[Exercise]: Where an image appears in the data, omit it and reproduce the rest exactly.

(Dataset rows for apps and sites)
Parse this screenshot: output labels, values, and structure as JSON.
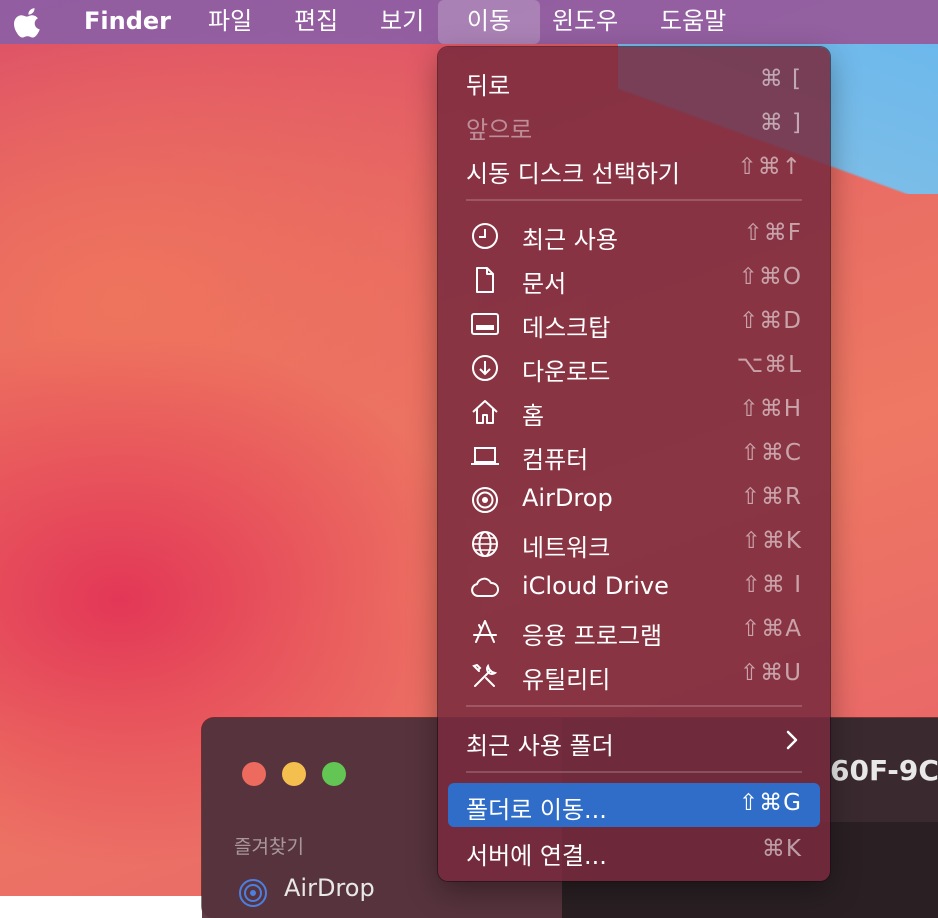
{
  "menubar": {
    "app": "Finder",
    "items": [
      "파일",
      "편집",
      "보기",
      "이동",
      "윈도우",
      "도움말"
    ],
    "active_index": 3
  },
  "menu": {
    "items": [
      {
        "label": "뒤로",
        "shortcut": "⌘ [",
        "enabled": true
      },
      {
        "label": "앞으로",
        "shortcut": "⌘ ]",
        "enabled": false
      },
      {
        "label": "시동 디스크 선택하기",
        "shortcut": "⇧⌘↑",
        "enabled": true
      },
      {
        "label": "최근 사용",
        "shortcut": "⇧⌘F",
        "icon": "clock-icon"
      },
      {
        "label": "문서",
        "shortcut": "⇧⌘O",
        "icon": "document-icon"
      },
      {
        "label": "데스크탑",
        "shortcut": "⇧⌘D",
        "icon": "desktop-icon"
      },
      {
        "label": "다운로드",
        "shortcut": "⌥⌘L",
        "icon": "download-icon"
      },
      {
        "label": "홈",
        "shortcut": "⇧⌘H",
        "icon": "home-icon"
      },
      {
        "label": "컴퓨터",
        "shortcut": "⇧⌘C",
        "icon": "laptop-icon"
      },
      {
        "label": "AirDrop",
        "shortcut": "⇧⌘R",
        "icon": "airdrop-icon"
      },
      {
        "label": "네트워크",
        "shortcut": "⇧⌘K",
        "icon": "globe-icon"
      },
      {
        "label": "iCloud Drive",
        "shortcut": "⇧⌘ I",
        "icon": "cloud-icon"
      },
      {
        "label": "응용 프로그램",
        "shortcut": "⇧⌘A",
        "icon": "apps-icon"
      },
      {
        "label": "유틸리티",
        "shortcut": "⇧⌘U",
        "icon": "utilities-icon"
      },
      {
        "label": "최근 사용 폴더",
        "submenu": true
      },
      {
        "label": "폴더로 이동...",
        "shortcut": "⇧⌘G",
        "highlighted": true
      },
      {
        "label": "서버에 연결...",
        "shortcut": "⌘K"
      }
    ]
  },
  "finder_window": {
    "title_fragment": "60F-9C",
    "sidebar_section": "즐겨찾기",
    "sidebar_first_item": "AirDrop"
  },
  "colors": {
    "menubar": "#8760a8",
    "menu_bg": "#782a3e",
    "highlight": "#2f6dc8",
    "close": "#ed6a5e",
    "minimize": "#f5bf4f",
    "zoom": "#62c554"
  }
}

[Result of this task]:
Parse this screenshot: output labels, values, and structure as JSON.
{
  "menubar": {
    "app": "Finder",
    "items": [
      "파일",
      "편집",
      "보기",
      "이동",
      "윈도우",
      "도움말"
    ],
    "active_index": 3
  },
  "menu": {
    "items": [
      {
        "label": "뒤로",
        "shortcut": "⌘ [",
        "enabled": true
      },
      {
        "label": "앞으로",
        "shortcut": "⌘ ]",
        "enabled": false
      },
      {
        "label": "시동 디스크 선택하기",
        "shortcut": "⇧⌘↑",
        "enabled": true
      },
      {
        "label": "최근 사용",
        "shortcut": "⇧⌘F",
        "icon": "clock-icon"
      },
      {
        "label": "문서",
        "shortcut": "⇧⌘O",
        "icon": "document-icon"
      },
      {
        "label": "데스크탑",
        "shortcut": "⇧⌘D",
        "icon": "desktop-icon"
      },
      {
        "label": "다운로드",
        "shortcut": "⌥⌘L",
        "icon": "download-icon"
      },
      {
        "label": "홈",
        "shortcut": "⇧⌘H",
        "icon": "home-icon"
      },
      {
        "label": "컴퓨터",
        "shortcut": "⇧⌘C",
        "icon": "laptop-icon"
      },
      {
        "label": "AirDrop",
        "shortcut": "⇧⌘R",
        "icon": "airdrop-icon"
      },
      {
        "label": "네트워크",
        "shortcut": "⇧⌘K",
        "icon": "globe-icon"
      },
      {
        "label": "iCloud Drive",
        "shortcut": "⇧⌘ I",
        "icon": "cloud-icon"
      },
      {
        "label": "응용 프로그램",
        "shortcut": "⇧⌘A",
        "icon": "apps-icon"
      },
      {
        "label": "유틸리티",
        "shortcut": "⇧⌘U",
        "icon": "utilities-icon"
      },
      {
        "label": "최근 사용 폴더",
        "submenu": true
      },
      {
        "label": "폴더로 이동...",
        "shortcut": "⇧⌘G",
        "highlighted": true
      },
      {
        "label": "서버에 연결...",
        "shortcut": "⌘K"
      }
    ]
  },
  "finder_window": {
    "title_fragment": "60F-9C",
    "sidebar_section": "즐겨찾기",
    "sidebar_first_item": "AirDrop"
  },
  "colors": {
    "menubar": "#8760a8",
    "menu_bg": "#782a3e",
    "highlight": "#2f6dc8",
    "close": "#ed6a5e",
    "minimize": "#f5bf4f",
    "zoom": "#62c554"
  }
}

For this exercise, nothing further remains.